DATA RECORDS START

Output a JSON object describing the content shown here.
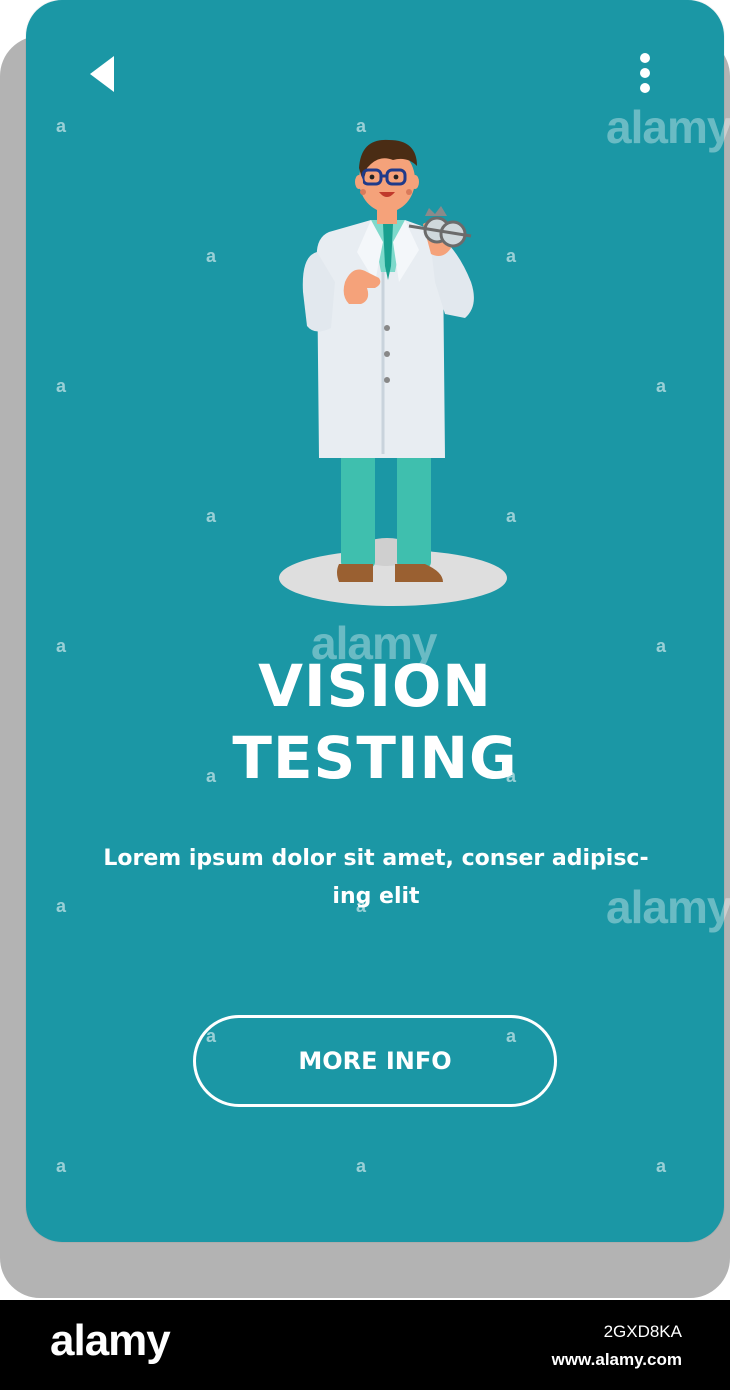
{
  "screen": {
    "title_line1": "VISION",
    "title_line2": "TESTING",
    "description_line1": "Lorem ipsum dolor sit amet, conser adipisc-",
    "description_line2": "ing elit",
    "button_label": "MORE INFO"
  },
  "nav": {
    "back_icon": "back-arrow-icon",
    "menu_icon": "kebab-menu-icon"
  },
  "watermark": {
    "word": "alamy",
    "letter": "a"
  },
  "footer": {
    "logo": "alamy",
    "image_id": "2GXD8KA",
    "url": "www.alamy.com"
  },
  "colors": {
    "card": "#1b97a5",
    "card_shadow": "#b3b3b3",
    "text": "#ffffff",
    "footer_bg": "#000000"
  }
}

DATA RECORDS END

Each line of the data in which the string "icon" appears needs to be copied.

    "back_icon": "back-arrow-icon",
    "menu_icon": "kebab-menu-icon"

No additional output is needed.